1/2 cup minced green onions, plus extra for garnish if desired
1/3 cup minced fresh parsley leaves, plus extra for garnish if desired
2 to 3 dashes hot sauce (recommended: Tabasco)
2 cups Shrimp Stock (recipe below)
1 (14.5-ounce) can diced tomatoes with juice (the fire roasted ones are fantastic in this )
Additional salt to taste
2 pounds medium shrimp (21-25 ct)peeled and deveined (save the shells for the stock !)
Cooked rice, for serving

Peel shrimp and make Shrimp Stock (see below)
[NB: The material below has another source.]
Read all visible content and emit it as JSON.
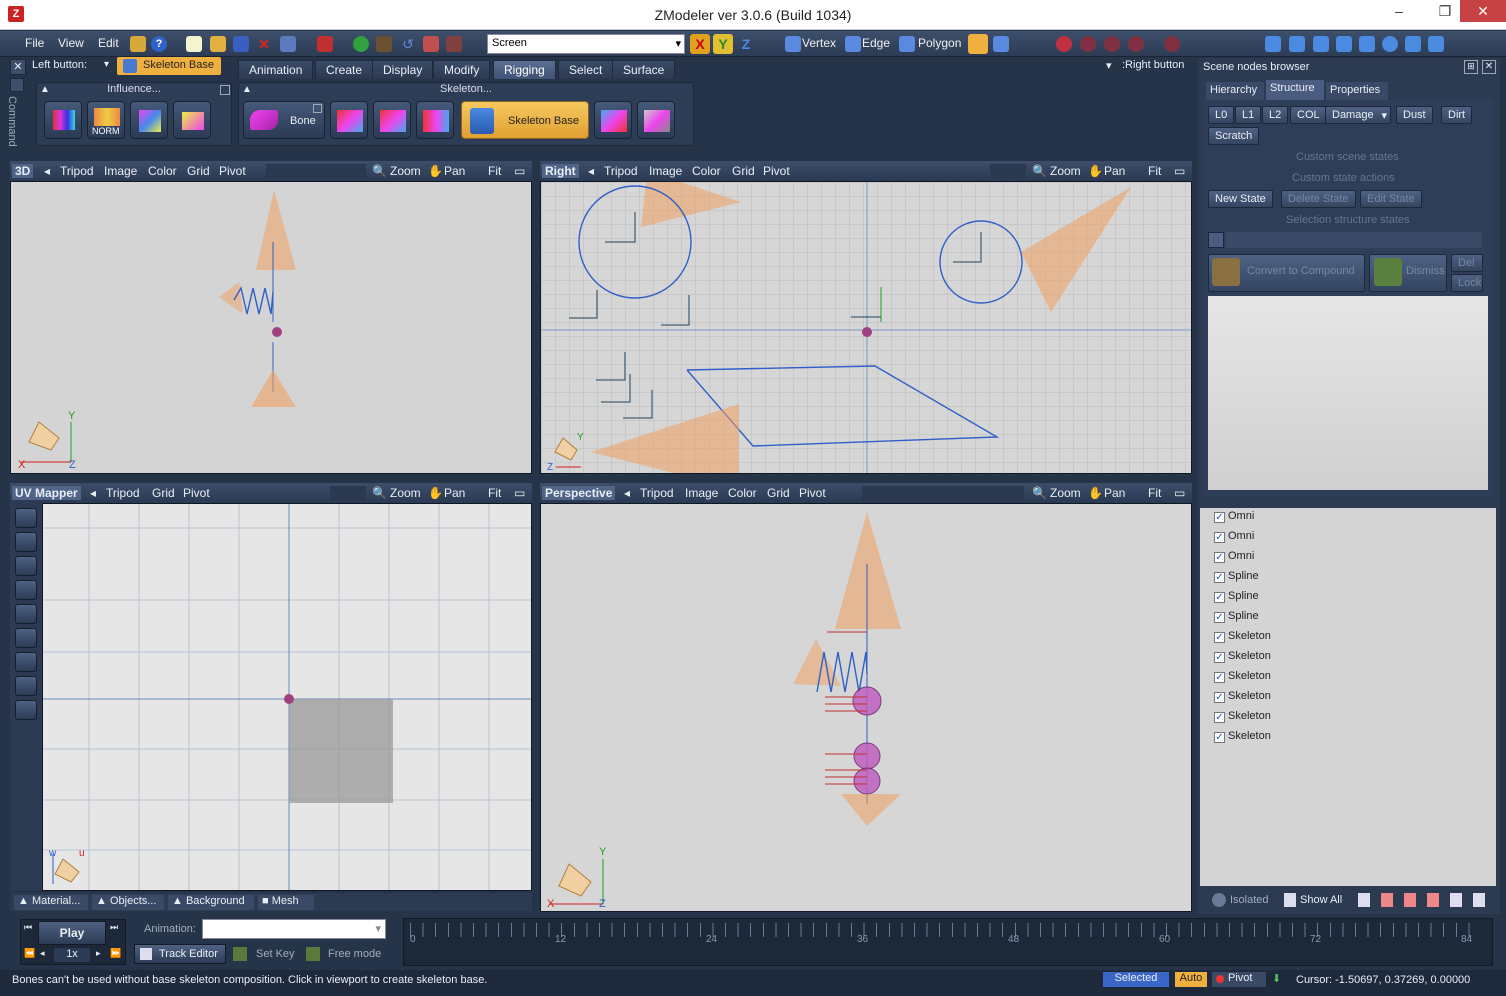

Make the roux : melt butter in a large heavy saucepan over low heat. Whisk in flour to form a paste. Continue cooking over low heat and whisk continuously, until the mixture turns a caramel color and gives off a nutty aroma, about 15 to 20 minutes. To the roux, add the onion, green pepper, celery, and garlic and cook over low heat about 5 minutes, until the vegetables are limp. Add pepper, cayenne pepper, Cajun seasoning, parsley, and hot sauce to taste. Add stock and the tomatoes with their juice, stir to blend. Add the salt, starting with 1/2 teaspoon and adding more if needed. Bring the mixture to a boil, reduce the heat to low and simmer for 10 to 15 minutes. Add shrimp and green onions and stir. It will take about 3 minutes for shrimp to cook, don't overcook. Remove from heat.  Garnish with additional green onions and parsley, if desired. Serve over hot cooked rice.


Shrimp Stock:
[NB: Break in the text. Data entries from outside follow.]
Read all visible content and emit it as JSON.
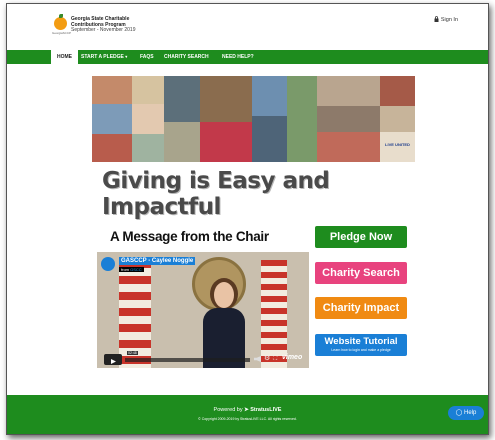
{
  "header": {
    "org_line1": "Georgia State Charitable",
    "org_line2": "Contributions Program",
    "org_dates": "September - November 2019",
    "logo_caption": "GeorgiaSCCP",
    "signin_label": "Sign In"
  },
  "nav": {
    "items": [
      {
        "label": "HOME"
      },
      {
        "label": "START A PLEDGE"
      },
      {
        "label": "FAQS"
      },
      {
        "label": "CHARITY SEARCH"
      },
      {
        "label": "NEED HELP?"
      }
    ]
  },
  "hero": {
    "tagline": "Giving is Easy and Impactful",
    "collage_sign_text": "LIVE UNITED"
  },
  "main": {
    "chair_title": "A Message from the Chair"
  },
  "video": {
    "title": "GASCCP - Caylee Noggle",
    "from_text": "from",
    "from_user": "GSCC",
    "timestamp": "02:48",
    "vimeo_label": "vimeo"
  },
  "buttons": {
    "pledge": {
      "label": "Pledge Now",
      "color": "#1e8c1e"
    },
    "search": {
      "label": "Charity Search",
      "color": "#e8437e"
    },
    "impact": {
      "label": "Charity Impact",
      "color": "#f08a12"
    },
    "tutorial": {
      "label": "Website Tutorial",
      "sub": "Learn how to login and make a pledge",
      "color": "#1a7fd6"
    }
  },
  "footer": {
    "powered_by": "Powered by",
    "brand": "StratusLIVE",
    "copyright": "© Copyright 2009-2019 by StratusLIVE LLC. All rights reserved."
  },
  "help": {
    "label": "Help"
  },
  "icons": {
    "lock": "lock-icon",
    "dropdown": "chevron-down-icon",
    "play": "play-icon",
    "help": "chat-icon"
  }
}
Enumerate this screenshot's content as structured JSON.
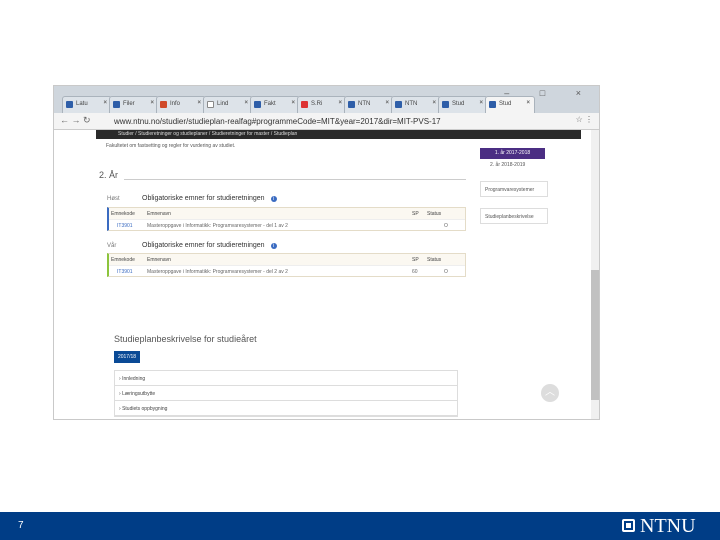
{
  "browser": {
    "tabs": [
      "Latu",
      "Filer",
      "Info",
      "Lind",
      "Fakt",
      "S.Ri",
      "NTN",
      "NTN",
      "Stud",
      "Stud"
    ],
    "url": "www.ntnu.no/studier/studieplan-realfag#programmeCode=MIT&year=2017&dir=MIT-PVS-17",
    "window_controls": "– □ ×"
  },
  "page": {
    "breadcrumb": "Studier / Studieretninger og studieplaner / Studieretninger for master / Studieplan",
    "faculty_text": "Fakultetet om fastsetting og regler for vurdering av studiet.",
    "years": [
      "1. år 2017-2018",
      "2. år 2018-2019"
    ],
    "side_links": [
      "Programvaresystemer",
      "Studieplanbeskrivelse"
    ],
    "year_heading": "2. År",
    "sections": [
      {
        "semester": "Høst",
        "title": "Obligatoriske emner for studieretningen",
        "headers": [
          "Emnekode",
          "Emnenavn",
          "SP",
          "Status"
        ],
        "rows": [
          {
            "code": "IT3901",
            "name": "Masteroppgave i Informatikk: Programvaresystemer - del 1 av 2",
            "sp": "",
            "status": "O"
          }
        ]
      },
      {
        "semester": "Vår",
        "title": "Obligatoriske emner for studieretningen",
        "headers": [
          "Emnekode",
          "Emnenavn",
          "SP",
          "Status"
        ],
        "rows": [
          {
            "code": "IT3901",
            "name": "Masteroppgave i Informatikk: Programvaresystemer - del 2 av 2",
            "sp": "60",
            "status": "O"
          }
        ]
      }
    ],
    "desc_heading": "Studieplanbeskrivelse for studieåret",
    "year_button": "2017/18",
    "accordion": [
      "Innledning",
      "Læringsutbytte",
      "Studiets oppbygning"
    ]
  },
  "slide": {
    "page_number": "7",
    "logo_text": "NTNU"
  },
  "colors": {
    "footer": "#003d86",
    "purple": "#4b2e83",
    "button": "#0a4a96"
  }
}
Shrimp shells from 2 lbs of shrimp
1 cup coarsely chopped yellow onions
1/2 cup coarsely chopped celery (include the leafy tops)
1/2 cup coarsely chopped carrots
3 smashed garlic cloves
1 bay leaf
1 teaspoon black peppercorns
Large sprig of fresh thyme (or 1 teaspoon dried thyme)
2 teaspoons salt

Place the shrimp shells and heads in a large colander and rinse under cold running water for several minutes. Combine the shrimp shells and remaining ingredients in a heavy 6-quart stockpot, add 1 quart water, and bring to a boil over high heat. Skim to remove any foam that rises to the surface. Reduce the heat to medium-low and simmer, uncovered, for 45 minutes, skimming occasionally.

Remove the stock from the heat and strain through a fine-mesh sieve into a clean container; let cool completely. Refrigerate the stock for up to 3 days or freeze in airtight containers for up to 2 months.